The “universe” could be said to mean the smorgasbord of humanity from various parts of the world that participated in either competition (even though it is really only a small selection of that smorgasbord). However, in the end, it really referred to the final champion. In each competition for showcasing the world’s bodies, only one body can be the stand-in for the universe.
Much later on in life, I began to notice this association between the body and the universe popping up in pop-culture. In movies, chance encounters between one person and another become gateways to worlds that one or all the parties involved have never seen. More blatantly, advertising takes advantage of this association, plastering the body with every kind of fashion, accessory, device or adventure, which transports that body to another experience of the world yet unknown, or even another world yet unknown. The ad invites the body of a would be buyer to become like the body blasting from the screen, in order to ensure a similar entry into these universes that far outclass his own.
At one level, this association between the body and the universe can be dismissed as mere hyperbole. However, as I wrote in a previous post, scripture attests to a world that lies beneath the surfaces of the materials that we see.
The same can be said of bodies. Contrary to neoliberal claims, our bodies are more than isolated clumps of cells. In his Discipline and Punishment, Michel Foucault spoke of bodies as being transistors of ways of thinking and being in the world, what he called “regimes of knowledge”. The sociologist Cornelius Castoriadis said that we were “walking and talking fragments of a given society”.
More than a fragment, the body comes as an event, something that stops us in our tracks, to rethink the world we live in because this body has presented another world to us. Abigail Favale makes clear in her essay in Notre Dame University’s Church Life Journal that her yet unborn child presented her with a “world within me”.
The philosophical subdiscipline of phenomenology can helps us make sense of what Favale hinted at in her essay. An example can be found in the compiled works (Gesammelte Werke) of Max Scheler, the German philosopher who inspired the thought of one Karol Wojtyla (later Pope St John Paul II).
Scheler wrote that the universe is an inexhaustable source of meaning, significance and secrets (GW III, 26). The bodies of persons that live in it, meanwhile, seek to participate in that infinite essence in things (GW V, 68), to expand and express themselves within its architecture.
For Scheler, living persons have an intimate connection to the universe, and in so doing share in the universe’s infinite depth of meaning.

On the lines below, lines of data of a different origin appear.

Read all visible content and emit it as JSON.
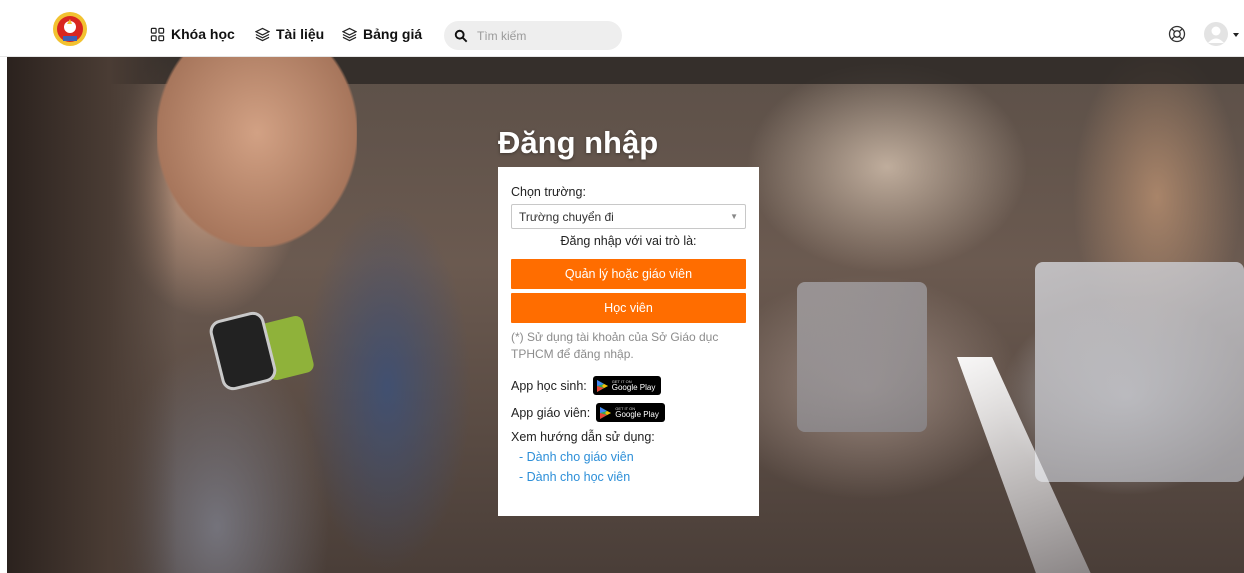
{
  "nav": {
    "courses_label": "Khóa học",
    "docs_label": "Tài liệu",
    "pricing_label": "Bảng giá",
    "search_placeholder": "Tìm kiếm"
  },
  "login": {
    "title": "Đăng nhập",
    "school_label": "Chọn trường:",
    "school_selected": "Trường chuyển đi",
    "role_prompt": "Đăng nhập với vai trò là:",
    "manager_button": "Quản lý hoặc giáo viên",
    "student_button": "Học viên",
    "note": "(*) Sử dụng tài khoản của Sở Giáo dục TPHCM để đăng nhập.",
    "student_app_label": "App học sinh:",
    "teacher_app_label": "App giáo viên:",
    "guide_label": "Xem hướng dẫn sử dụng:",
    "guide_teacher": "- Dành cho giáo viên",
    "guide_student": "- Dành cho học viên"
  },
  "badges": {
    "small_text": "GET IT ON",
    "big_text": "Google Play"
  },
  "colors": {
    "accent": "#ff6d00",
    "link": "#2d8fd8"
  },
  "icons": {
    "courses": "grid-icon",
    "docs": "layers-icon",
    "pricing": "layers-icon",
    "search": "search-icon",
    "help": "lifebuoy-icon",
    "user": "user-avatar-icon"
  }
}
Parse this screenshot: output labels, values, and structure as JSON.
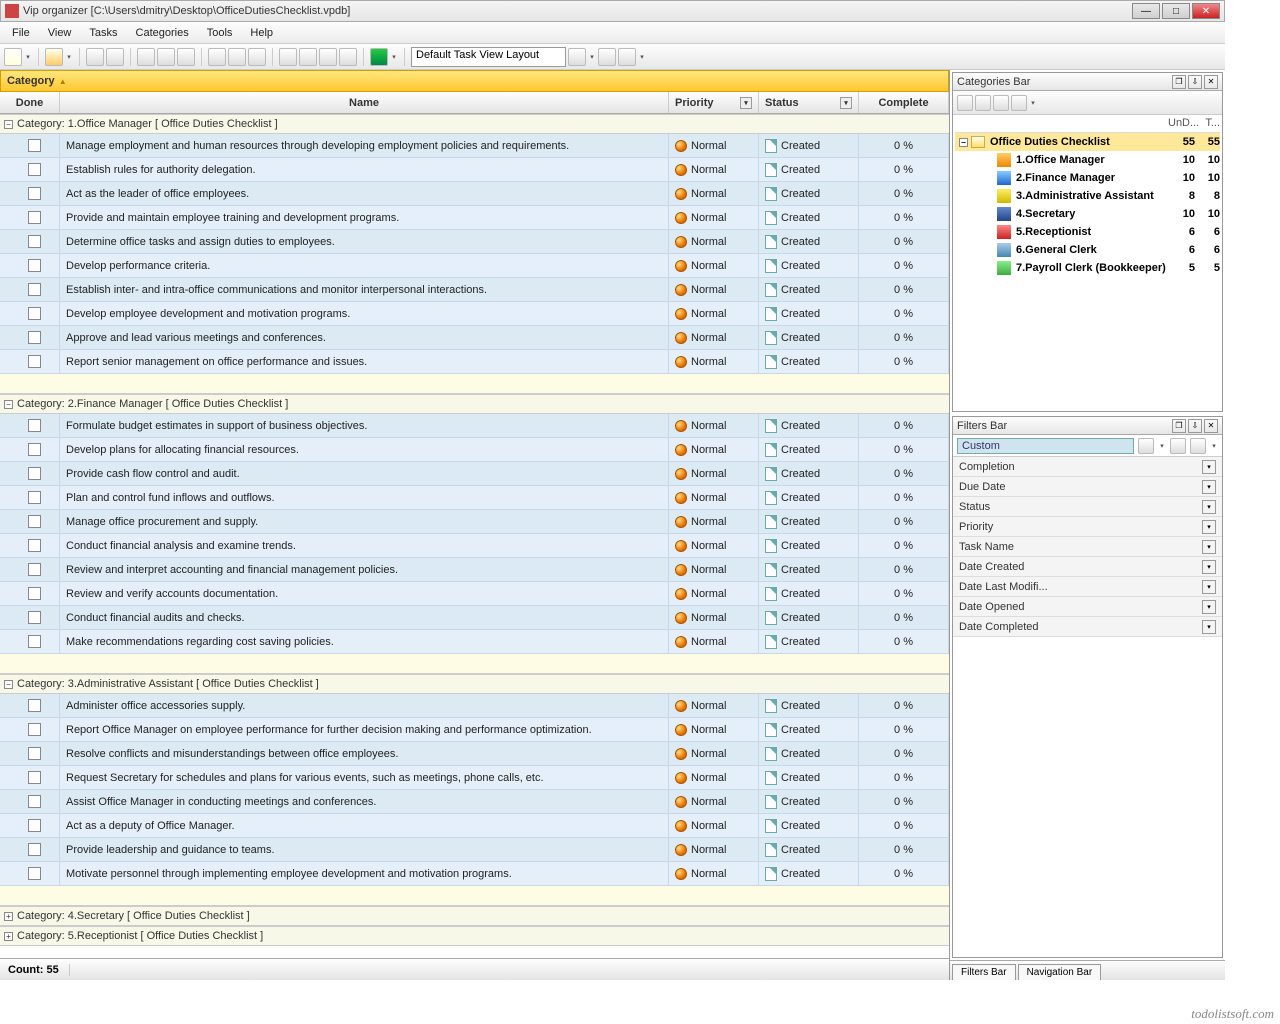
{
  "window": {
    "title": "Vip organizer [C:\\Users\\dmitry\\Desktop\\OfficeDutiesChecklist.vpdb]"
  },
  "menu": [
    "File",
    "View",
    "Tasks",
    "Categories",
    "Tools",
    "Help"
  ],
  "toolbar": {
    "layout_name": "Default Task View Layout"
  },
  "category_bar": {
    "label": "Category"
  },
  "grid": {
    "columns": {
      "done": "Done",
      "name": "Name",
      "priority": "Priority",
      "status": "Status",
      "complete": "Complete"
    },
    "groups": [
      {
        "title": "Category: 1.Office Manager   [ Office Duties Checklist ]",
        "expanded": true,
        "rows": [
          "Manage employment and human resources through developing employment policies and requirements.",
          "Establish rules for authority delegation.",
          "Act as the leader of office employees.",
          "Provide and maintain employee training and development programs.",
          "Determine office tasks and assign duties to employees.",
          "Develop performance criteria.",
          "Establish inter- and intra-office communications and monitor interpersonal interactions.",
          "Develop employee development and motivation programs.",
          "Approve and lead various meetings and conferences.",
          "Report senior management on office performance and issues."
        ]
      },
      {
        "title": "Category: 2.Finance Manager   [ Office Duties Checklist ]",
        "expanded": true,
        "rows": [
          "Formulate budget estimates in support of business objectives.",
          "Develop plans for allocating financial resources.",
          "Provide cash flow control and audit.",
          "Plan and control fund inflows and outflows.",
          "Manage office procurement and supply.",
          "Conduct financial analysis and examine trends.",
          "Review and interpret accounting and financial management policies.",
          "Review and verify accounts documentation.",
          "Conduct financial audits and checks.",
          "Make recommendations regarding cost saving policies."
        ]
      },
      {
        "title": "Category: 3.Administrative Assistant   [ Office Duties Checklist ]",
        "expanded": true,
        "rows": [
          "Administer office accessories supply.",
          "Report Office Manager on employee performance for further decision making and performance optimization.",
          "Resolve conflicts and misunderstandings between office employees.",
          "Request Secretary for schedules and plans for various events, such as meetings, phone calls, etc.",
          "Assist Office Manager in conducting meetings and conferences.",
          "Act as a deputy of Office Manager.",
          "Provide leadership and guidance to teams.",
          "Motivate personnel through implementing employee development and motivation programs."
        ]
      },
      {
        "title": "Category: 4.Secretary   [ Office Duties Checklist ]",
        "expanded": false,
        "rows": []
      },
      {
        "title": "Category: 5.Receptionist   [ Office Duties Checklist ]",
        "expanded": false,
        "rows": []
      }
    ],
    "priority": "Normal",
    "status": "Created",
    "complete": "0 %",
    "footer": {
      "count_label": "Count:",
      "count_value": "55"
    }
  },
  "categories_panel": {
    "title": "Categories Bar",
    "header_cols": {
      "c1": "UnD...",
      "c2": "T..."
    },
    "root": {
      "name": "Office Duties Checklist",
      "n1": "55",
      "n2": "55"
    },
    "items": [
      {
        "name": "1.Office Manager",
        "n1": "10",
        "n2": "10",
        "cls": "ci1"
      },
      {
        "name": "2.Finance Manager",
        "n1": "10",
        "n2": "10",
        "cls": "ci2"
      },
      {
        "name": "3.Administrative Assistant",
        "n1": "8",
        "n2": "8",
        "cls": "ci3"
      },
      {
        "name": "4.Secretary",
        "n1": "10",
        "n2": "10",
        "cls": "ci4"
      },
      {
        "name": "5.Receptionist",
        "n1": "6",
        "n2": "6",
        "cls": "ci5"
      },
      {
        "name": "6.General Clerk",
        "n1": "6",
        "n2": "6",
        "cls": "ci6"
      },
      {
        "name": "7.Payroll Clerk (Bookkeeper)",
        "n1": "5",
        "n2": "5",
        "cls": "ci7"
      }
    ]
  },
  "filters_panel": {
    "title": "Filters Bar",
    "preset": "Custom",
    "rows": [
      "Completion",
      "Due Date",
      "Status",
      "Priority",
      "Task Name",
      "Date Created",
      "Date Last Modifi...",
      "Date Opened",
      "Date Completed"
    ]
  },
  "bottom_tabs": [
    "Filters Bar",
    "Navigation Bar"
  ],
  "watermark": "todolistsoft.com"
}
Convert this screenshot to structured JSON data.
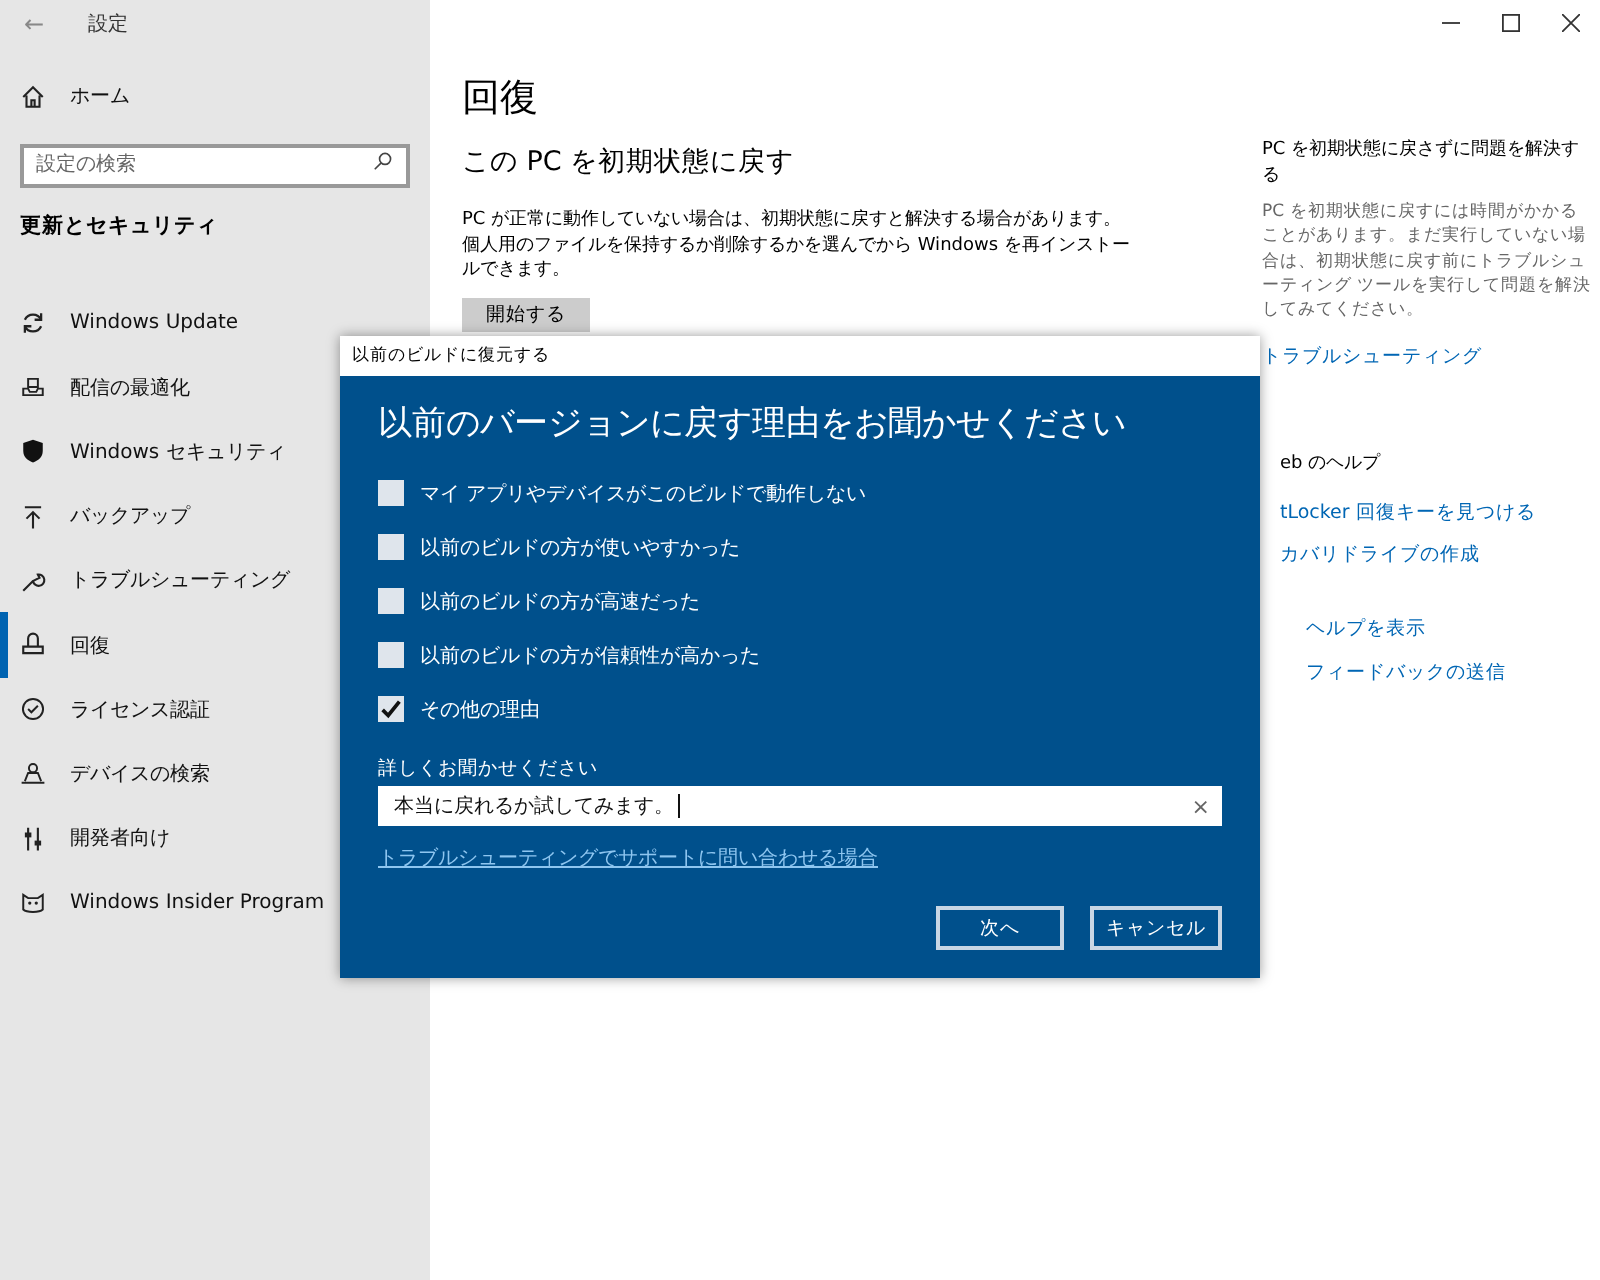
{
  "window": {
    "title": "設定",
    "back": "←"
  },
  "sidebar": {
    "home": "ホーム",
    "search": {
      "placeholder": "設定の検索"
    },
    "section": "更新とセキュリティ",
    "items": [
      {
        "label": "Windows Update",
        "kind": "update",
        "selected": false
      },
      {
        "label": "配信の最適化",
        "kind": "delivery",
        "selected": false
      },
      {
        "label": "Windows セキュリティ",
        "kind": "shield",
        "selected": false
      },
      {
        "label": "バックアップ",
        "kind": "backup",
        "selected": false
      },
      {
        "label": "トラブルシューティング",
        "kind": "wrench",
        "selected": false
      },
      {
        "label": "回復",
        "kind": "recovery",
        "selected": true
      },
      {
        "label": "ライセンス認証",
        "kind": "check",
        "selected": false
      },
      {
        "label": "デバイスの検索",
        "kind": "person",
        "selected": false
      },
      {
        "label": "開発者向け",
        "kind": "sliders",
        "selected": false
      },
      {
        "label": "Windows Insider Program",
        "kind": "insider",
        "selected": false
      }
    ]
  },
  "main": {
    "title": "回復",
    "section_title": "この PC を初期状態に戻す",
    "description": "PC が正常に動作していない場合は、初期状態に戻すと解決する場合があります。個人用のファイルを保持するか削除するかを選んでから Windows を再インストールできます。",
    "button": "開始する"
  },
  "side_panel": {
    "title": "PC を初期状態に戻さずに問題を解決する",
    "text": "PC を初期状態に戻すには時間がかかることがあります。まだ実行していない場合は、初期状態に戻す前にトラブルシューティング ツールを実行して問題を解決してみてください。",
    "link": "トラブルシューティング",
    "web_help_title": "eb のヘルプ",
    "web_links": [
      "tLocker 回復キーを見つける",
      "カバリドライブの作成"
    ],
    "help_links": [
      "ヘルプを表示",
      "フィードバックの送信"
    ]
  },
  "dialog": {
    "title": "以前のビルドに復元する",
    "heading": "以前のバージョンに戻す理由をお聞かせください",
    "options": [
      {
        "label": "マイ アプリやデバイスがこのビルドで動作しない",
        "checked": false
      },
      {
        "label": "以前のビルドの方が使いやすかった",
        "checked": false
      },
      {
        "label": "以前のビルドの方が高速だった",
        "checked": false
      },
      {
        "label": "以前のビルドの方が信頼性が高かった",
        "checked": false
      },
      {
        "label": "その他の理由",
        "checked": true
      }
    ],
    "details_label": "詳しくお聞かせください",
    "details_value": "本当に戻れるか試してみます。",
    "clear": "×",
    "link": "トラブルシューティングでサポートに問い合わせる場合",
    "buttons": [
      "次へ",
      "キャンセル"
    ]
  }
}
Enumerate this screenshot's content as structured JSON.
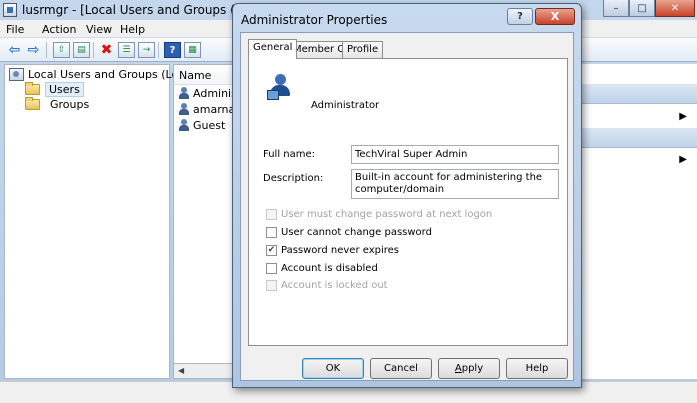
{
  "main_window": {
    "title": "lusrmgr - [Local Users and Groups (Local)\\Users]",
    "menu": [
      "File",
      "Action",
      "View",
      "Help"
    ],
    "toolbar_icons": [
      "back-arrow-icon",
      "forward-arrow-icon",
      "up-folder-icon",
      "show-hide-tree-icon",
      "delete-icon",
      "properties-icon",
      "export-list-icon",
      "help-icon",
      "show-hide-action-pane-icon"
    ],
    "tree": {
      "root": "Local Users and Groups (Local)",
      "items": [
        "Users",
        "Groups"
      ],
      "selected": "Users"
    },
    "list": {
      "column_name": "Name",
      "users": [
        "Administrator",
        "amarnath",
        "Guest"
      ]
    }
  },
  "dialog": {
    "title": "Administrator Properties",
    "help_glyph": "?",
    "close_glyph": "X",
    "tabs": [
      "General",
      "Member Of",
      "Profile"
    ],
    "active_tab": "General",
    "account_name": "Administrator",
    "full_name_label": "Full name:",
    "full_name_value": "TechViral Super Admin",
    "description_label": "Description:",
    "description_value": "Built-in account for administering the computer/domain",
    "checkboxes": [
      {
        "label": "User must change password at next logon",
        "checked": false,
        "enabled": false
      },
      {
        "label": "User cannot change password",
        "checked": false,
        "enabled": true
      },
      {
        "label": "Password never expires",
        "checked": true,
        "enabled": true
      },
      {
        "label": "Account is disabled",
        "checked": false,
        "enabled": true
      },
      {
        "label": "Account is locked out",
        "checked": false,
        "enabled": false
      }
    ],
    "buttons": {
      "ok": "OK",
      "cancel": "Cancel",
      "apply_prefix": "",
      "apply_u": "A",
      "apply_rest": "pply",
      "help": "Help"
    }
  }
}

This connection is not merely a “spiritual” one, but an erotic one expressed in the embodied lives of persons. The finitude of the person’s body, therefore, shares in the inexhaustability of meaning in the cosmos. The body, therefore, becomes in itself a universe of meaning.
To bring this back into our present context, it would seem that pop culture is taking a phenomenological turn. It is doubtful that many of its merchants would have been reading the Gesammelte Werke in design and marketing meetings, but what these merchants are opening up is a space to consider the body as something more than mere flesh.
Bodies in postmodernity have become portals to worlds that lie beyond the confines of flesh. They may even be worlds that lie beyond the confines of the earthly. To behold that body or touch that body then, is to pierce the veil of finitude and enter the realm that the eye has not seen and the ear has not heard.
Support Awkward Asian Theologian on Patreon, and help make a change to the theological web.